For the user, the issues are how to discover, add/remove, and configure the plugins. The way I see it working is that a trusted plugin list (provided by gnome or the distribution) would be referenced either loaded on the fly as needed, or periodically synced. There would be multiple ways to discover what plugins are available. When a user is browsing the internet, if a domain has a plugin available (as checked against the trusted list) the user would get a non-obtrusive signal from the browser. This could just be an icon that shows up in the location bar like RSS feeds do now. When they click on it, they would be given information about the type of integration that it would provide and an option to install it. If they click on the icon when they already have the plugin installed, they should be presented with the plugins global preferences. Another way that they could install plugins is to use the plugins-manager. I imagine this application looking very much like Ubuntu's "Add/Remove..". application. From here they should be able to search for plugins and be provided with information for each one of them and the option to install. If an application is already installed here, there should be an option somewhere in the interface to also access the global preferences. Another way to install a plugin is from a application. For example, if the user were using Totem they should be able to click on the "Web Services" menu item. This will bring up the the app-plugin-manager. This would look very much like what Rhythmbox and Banshee's plugin manager looks like today. The user can enable or disable a plugin for the current application only. They can also change any application specific preferences. In the app-plugin-manager there will be a link to get more plugins (as Firefox has). The link will bring up the plugin-manager with search results for plugins that work with that specific application. They could also install plugins downloaded from a page that is not in the "trusted list" with a warning about the possible ill effects from using the plugin (again a la Firefox). The plugins should also be able to easily update (NewStuffManager possibly [1]).


These mockups are in no way what the final product should look/behave like. They are just here to help demonstrate my idea.

The browser in "web browsing" mode that has landed on a site with a potential web service.

The browser in "application mode" after the web service has been installed. Note the GMail program icon on the panel and the lack of navigational buttons in the web browser.

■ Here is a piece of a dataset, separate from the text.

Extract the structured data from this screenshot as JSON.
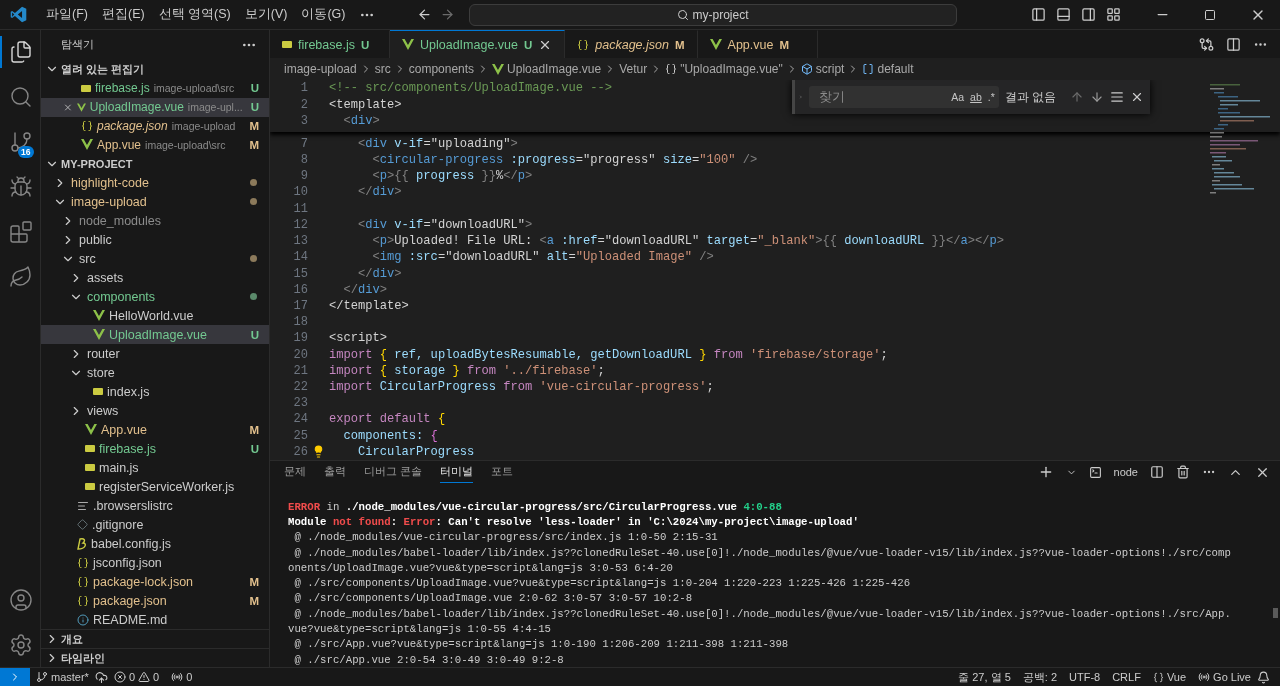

It is also showing GMail's global settings dialog (note that the chosen settings are just there for example), which is invoked by clicking on the "web service" button when the service is already installed.

The Web Service Manager would look something like this (Ubuntu's "Add/Remove.." application).

External References


Attic/CentralizedWebServicesInformationIndexer (last edited 2013-12-03 23:36:30 by WilliamJonMcCann)